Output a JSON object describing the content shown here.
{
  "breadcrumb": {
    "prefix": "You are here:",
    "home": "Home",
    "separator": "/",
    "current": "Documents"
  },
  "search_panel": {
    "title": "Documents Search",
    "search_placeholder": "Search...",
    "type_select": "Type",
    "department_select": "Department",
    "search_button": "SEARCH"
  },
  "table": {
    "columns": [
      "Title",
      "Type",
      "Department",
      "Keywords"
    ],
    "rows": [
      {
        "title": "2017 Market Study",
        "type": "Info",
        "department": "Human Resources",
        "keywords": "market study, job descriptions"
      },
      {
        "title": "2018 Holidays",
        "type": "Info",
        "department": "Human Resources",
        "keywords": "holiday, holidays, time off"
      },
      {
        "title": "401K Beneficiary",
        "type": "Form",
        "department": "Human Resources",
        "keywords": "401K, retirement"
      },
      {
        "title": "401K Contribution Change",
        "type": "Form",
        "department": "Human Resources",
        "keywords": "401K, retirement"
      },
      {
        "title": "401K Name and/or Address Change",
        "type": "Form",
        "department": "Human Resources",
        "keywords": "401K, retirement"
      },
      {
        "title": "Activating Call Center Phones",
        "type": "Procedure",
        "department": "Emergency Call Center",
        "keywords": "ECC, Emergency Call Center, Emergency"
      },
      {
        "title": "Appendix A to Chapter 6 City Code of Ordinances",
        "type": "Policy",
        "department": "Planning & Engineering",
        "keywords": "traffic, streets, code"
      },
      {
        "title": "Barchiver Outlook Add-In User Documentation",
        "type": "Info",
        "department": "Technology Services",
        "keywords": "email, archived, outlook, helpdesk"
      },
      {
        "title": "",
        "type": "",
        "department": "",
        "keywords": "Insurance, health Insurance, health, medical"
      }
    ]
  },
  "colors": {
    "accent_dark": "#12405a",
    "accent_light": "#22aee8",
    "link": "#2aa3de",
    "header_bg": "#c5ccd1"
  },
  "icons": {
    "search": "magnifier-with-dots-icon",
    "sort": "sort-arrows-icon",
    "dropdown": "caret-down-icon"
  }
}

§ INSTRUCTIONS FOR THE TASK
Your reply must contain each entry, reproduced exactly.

§ EXERCISE SOLUTION
Output a JSON object describing the content shown here.
{
  "breadcrumb": {
    "prefix": "You are here:",
    "home": "Home",
    "separator": "/",
    "current": "Documents"
  },
  "search_panel": {
    "title": "Documents Search",
    "search_placeholder": "Search...",
    "type_select": "Type",
    "department_select": "Department",
    "search_button": "SEARCH"
  },
  "table": {
    "columns": [
      "Title",
      "Type",
      "Department",
      "Keywords"
    ],
    "rows": [
      {
        "title": "2017 Market Study",
        "type": "Info",
        "department": "Human Resources",
        "keywords": "market study, job descriptions"
      },
      {
        "title": "2018 Holidays",
        "type": "Info",
        "department": "Human Resources",
        "keywords": "holiday, holidays, time off"
      },
      {
        "title": "401K Beneficiary",
        "type": "Form",
        "department": "Human Resources",
        "keywords": "401K, retirement"
      },
      {
        "title": "401K Contribution Change",
        "type": "Form",
        "department": "Human Resources",
        "keywords": "401K, retirement"
      },
      {
        "title": "401K Name and/or Address Change",
        "type": "Form",
        "department": "Human Resources",
        "keywords": "401K, retirement"
      },
      {
        "title": "Activating Call Center Phones",
        "type": "Procedure",
        "department": "Emergency Call Center",
        "keywords": "ECC, Emergency Call Center, Emergency"
      },
      {
        "title": "Appendix A to Chapter 6 City Code of Ordinances",
        "type": "Policy",
        "department": "Planning & Engineering",
        "keywords": "traffic, streets, code"
      },
      {
        "title": "Barchiver Outlook Add-In User Documentation",
        "type": "Info",
        "department": "Technology Services",
        "keywords": "email, archived, outlook, helpdesk"
      },
      {
        "title": "",
        "type": "",
        "department": "",
        "keywords": "Insurance, health Insurance, health, medical"
      }
    ]
  },
  "colors": {
    "accent_dark": "#12405a",
    "accent_light": "#22aee8",
    "link": "#2aa3de",
    "header_bg": "#c5ccd1"
  },
  "icons": {
    "search": "magnifier-with-dots-icon",
    "sort": "sort-arrows-icon",
    "dropdown": "caret-down-icon"
  }
}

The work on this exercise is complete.